Federal vs State Labor Laws
Federal Labor Laws vs State Labor Laws and Why the Difference Matters
Protecting the legal rights of employees is complicated. One of the biggest complexities involves the overlap of federal labor laws and state labor laws. Generally, when a state’s labor laws are more protective of workers’ rights, then the state law will control for workers in that state.
Take, for example, the difference between state and federal law with respect to whether employees should be paid for their time waiting in security check lines. Imagine, as a hypothetical, at the end of your shift, you must wait for a security personnel or a manager to check your bags and/or belongings as a theft prevention measure. Or maybe you have to wait in line before starting your shift for some sort of medical or safety screening and/or testing. Should employees get paid for that wait time? Here, at Herrmann Law, we think that employees should be paid for ALL of their time, including time spent waiting at security or screening check points. But that is not the case in all states or under federal law.
Under the federal Fair Labor Standards Act (“FLSA”), as interpreted, employees are typically NOT entitled to be paid for waiting time at security checkpoints. This is because the US Supreme Court has ruled that employees are entitled to payment ONLY for work that is integral and indispensable to their job duties. So, if a worker’s principal duties involve serving food and drinks or cleaning and maintenance, likely, such workers are unable to legally demand compensation for waiting time at a security checkpoints because security screening is not integral to their job duties.

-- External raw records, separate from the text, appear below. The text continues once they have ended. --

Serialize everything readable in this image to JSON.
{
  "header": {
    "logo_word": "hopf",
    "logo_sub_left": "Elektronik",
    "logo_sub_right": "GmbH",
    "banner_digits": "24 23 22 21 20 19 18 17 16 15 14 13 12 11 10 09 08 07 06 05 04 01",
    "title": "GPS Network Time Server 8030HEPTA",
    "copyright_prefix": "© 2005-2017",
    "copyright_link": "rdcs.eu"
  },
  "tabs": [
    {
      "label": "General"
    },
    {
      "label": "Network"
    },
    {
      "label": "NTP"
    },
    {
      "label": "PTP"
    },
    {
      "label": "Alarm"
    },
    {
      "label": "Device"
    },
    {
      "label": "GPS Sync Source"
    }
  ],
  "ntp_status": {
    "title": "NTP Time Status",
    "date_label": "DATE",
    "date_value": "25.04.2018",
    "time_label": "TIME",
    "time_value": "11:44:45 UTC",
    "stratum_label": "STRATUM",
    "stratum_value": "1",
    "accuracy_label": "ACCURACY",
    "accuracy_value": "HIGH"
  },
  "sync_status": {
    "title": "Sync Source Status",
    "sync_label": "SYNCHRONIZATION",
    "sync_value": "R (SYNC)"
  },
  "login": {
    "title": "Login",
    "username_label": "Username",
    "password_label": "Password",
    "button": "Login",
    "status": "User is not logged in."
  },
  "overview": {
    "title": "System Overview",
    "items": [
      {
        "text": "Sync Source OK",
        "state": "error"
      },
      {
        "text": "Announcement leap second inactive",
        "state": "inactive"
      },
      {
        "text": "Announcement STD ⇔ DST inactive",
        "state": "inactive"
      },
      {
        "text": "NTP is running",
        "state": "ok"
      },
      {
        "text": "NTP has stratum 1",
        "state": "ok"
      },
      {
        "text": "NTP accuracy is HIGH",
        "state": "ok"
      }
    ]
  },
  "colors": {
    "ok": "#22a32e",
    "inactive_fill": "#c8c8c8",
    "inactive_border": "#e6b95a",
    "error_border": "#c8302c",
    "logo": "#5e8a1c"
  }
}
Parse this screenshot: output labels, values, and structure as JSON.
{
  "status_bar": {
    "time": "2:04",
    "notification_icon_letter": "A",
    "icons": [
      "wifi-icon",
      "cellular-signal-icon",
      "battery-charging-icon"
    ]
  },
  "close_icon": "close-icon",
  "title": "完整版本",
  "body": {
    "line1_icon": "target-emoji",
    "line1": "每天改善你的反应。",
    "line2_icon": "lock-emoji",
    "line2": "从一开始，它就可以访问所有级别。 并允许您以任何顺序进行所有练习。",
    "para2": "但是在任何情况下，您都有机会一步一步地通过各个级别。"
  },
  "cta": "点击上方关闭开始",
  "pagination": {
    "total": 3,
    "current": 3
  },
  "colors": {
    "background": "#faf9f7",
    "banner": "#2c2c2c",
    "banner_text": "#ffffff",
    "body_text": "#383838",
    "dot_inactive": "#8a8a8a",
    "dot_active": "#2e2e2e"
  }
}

By contrast, some states — like California — use an “employer control” test to evaluate whether waiting time is compensable. In simple terms, if an employee is under the “control” of an employer, then the employee must be paid for that time. Thus, when a security check or safety screening is required and conducted by the employer, employees must be paid for the time involved in waiting and conducting the screening. Pennsylvania is another state with labor laws and regulations similar to those in California. See In re Amazon, Inc., Case No. 43 EAP 2019 (Pa Supreme Court 2020) (“all time spent by the employees waiting to undergo, and undergoing, the security screenings constitutes “hours worked” within the meaning…” of Pennsylvania labor laws and regulations). Similar cases have been decided under New Jersey and New Mexico labor laws.
In other states, the question of paying employees for wait time and other pre-clock-in and post-clock-out activities revolves around whether the activity is necessary for the job duties performed. Thus, in Wisconsin, a few years ago, Hormel was required to pay their workers for the time spent putting on and taking off employer-mandated safety clothing and equipment because said clothing/equipment was central to maintaining the safety and purity of the food being processed. See media report here.
From just these few examples, it can be seen that vindicating the rights of workers is legally complex. As such, you need talented and proven legal representation.
Call the Employee Rights Attorneys at Herrmann Law Today
For more information, call the Employee Rights attorneys at Herrmann Law. If you think that your employer has violated your rights as an employee, it is essential to consult and retain experienced employee rights attorneys who are experienced advocates for workers rights. We are proven, experienced, employee-focused attorneys representing workers across the United States in all types of workplace disputes. Use our Online Contact page or call us at (817) 479-9229.